Precautionary Principle


no hurry, no pause.


Miscellaneous Notes

The precautionary principle (PP) states that if an action or policy has a suspected risk of causing severe harm to the public domain, the action should not be taken in the absence of scientific near-certainty about its safety. Under these conditions, the burden of proof about absence of harm falls on those proposing an action, not those opposing it.

PP is intended to deal with uncertainty and risk in cases where the absence of evidence and the incompleteness of scientific knowledge carries profound implications and in the presence of risks of “black swans”, unforeseen and unforeseeable events of extreme consequence.

Thin Tails from Tinkering, Bottom-Up, Evolution

In nature no individual variation represents a large share of the sum of the variations. Natural boundaries prevent cascading effects from propagating globally. Mass extinctions arise from the rare cases where large impacts (meteorite hits and vulcanism) propagate across the globe through the atmosphere and oceans.

Fat Tails from a Top-Down, Engineered Design

In human made variations the tightly connected global system implies a single deviation will eventually dominate the sum of their effects. Examples include pandemics, invasive species, financial crises and monoculture.
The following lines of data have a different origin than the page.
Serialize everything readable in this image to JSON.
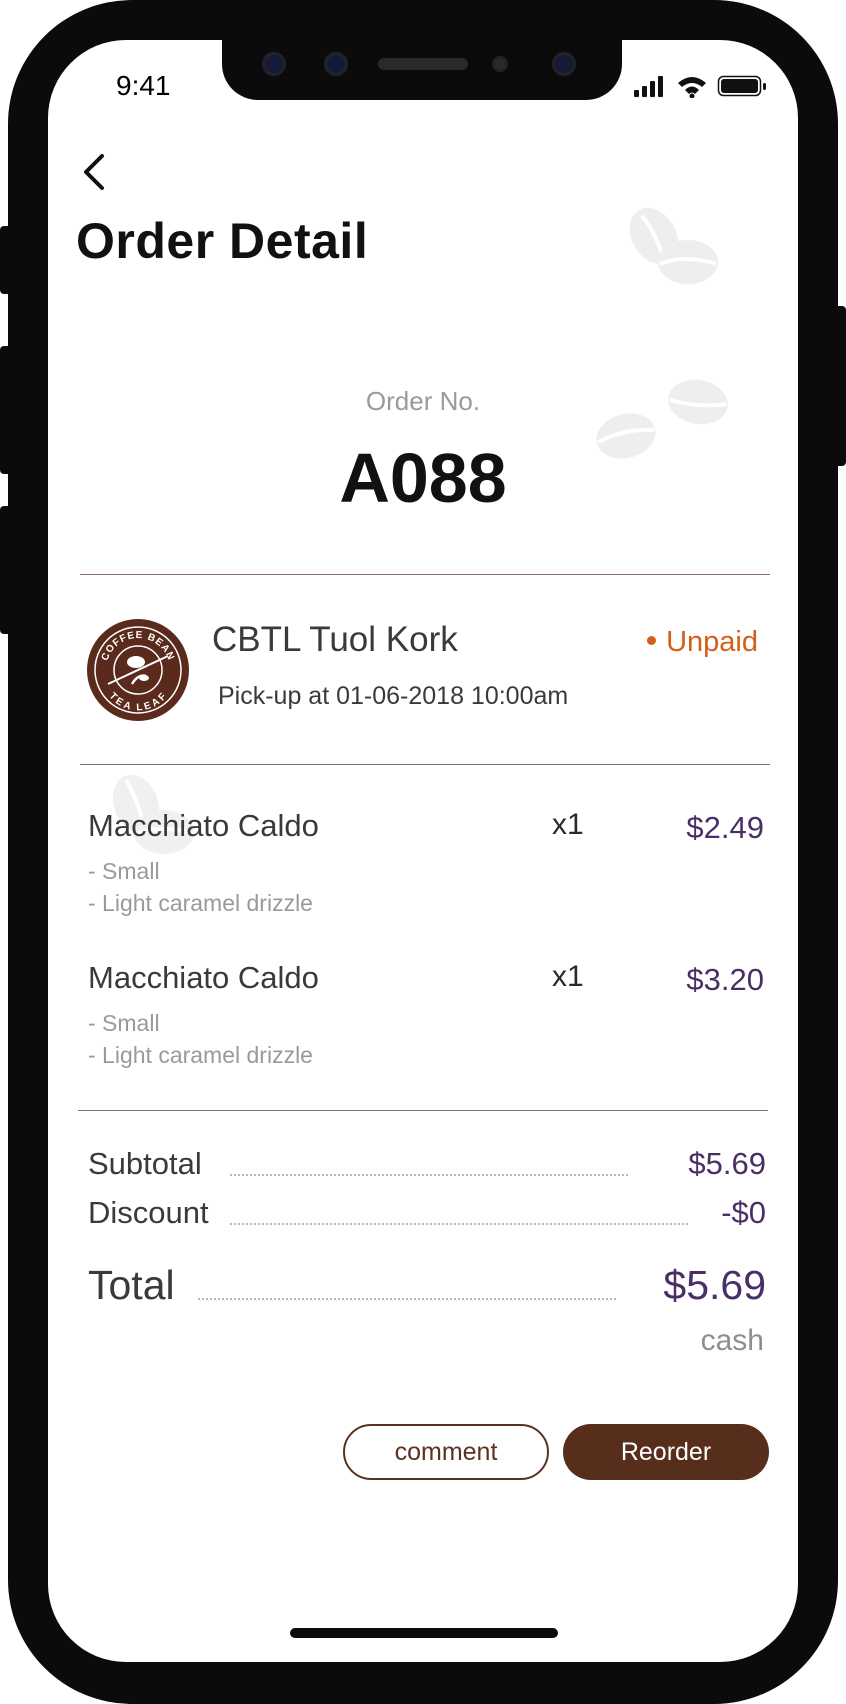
{
  "status_bar": {
    "time": "9:41"
  },
  "header": {
    "back_icon": "chevron-left-icon",
    "title": "Order Detail"
  },
  "order": {
    "label": "Order No.",
    "number": "A088"
  },
  "store": {
    "logo_icon": "coffee-bean-tea-leaf-logo",
    "logo_text_top": "COFFEE BEAN",
    "logo_text_bottom": "TEA LEAF",
    "name": "CBTL Tuol Kork",
    "status": "Unpaid",
    "pickup": "Pick-up at 01-06-2018 10:00am"
  },
  "items": [
    {
      "name": "Macchiato Caldo",
      "qty": "x1",
      "price": "$2.49",
      "options": [
        "- Small",
        "- Light caramel drizzle"
      ]
    },
    {
      "name": "Macchiato Caldo",
      "qty": "x1",
      "price": "$3.20",
      "options": [
        "- Small",
        "- Light caramel drizzle"
      ]
    }
  ],
  "summary": {
    "subtotal_label": "Subtotal",
    "subtotal_value": "$5.69",
    "discount_label": "Discount",
    "discount_value": "-$0",
    "total_label": "Total",
    "total_value": "$5.69",
    "payment_method": "cash"
  },
  "actions": {
    "comment_label": "comment",
    "reorder_label": "Reorder"
  },
  "colors": {
    "brand_brown": "#572d1c",
    "price_purple": "#4a2f66",
    "unpaid_orange": "#d55f1a"
  }
}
Nassim Nicholas Taleb, Rupert Read, Raphael Douady, Joseph Norman, and Yaneer Bar-Yam (2014). The Precautionary Principle.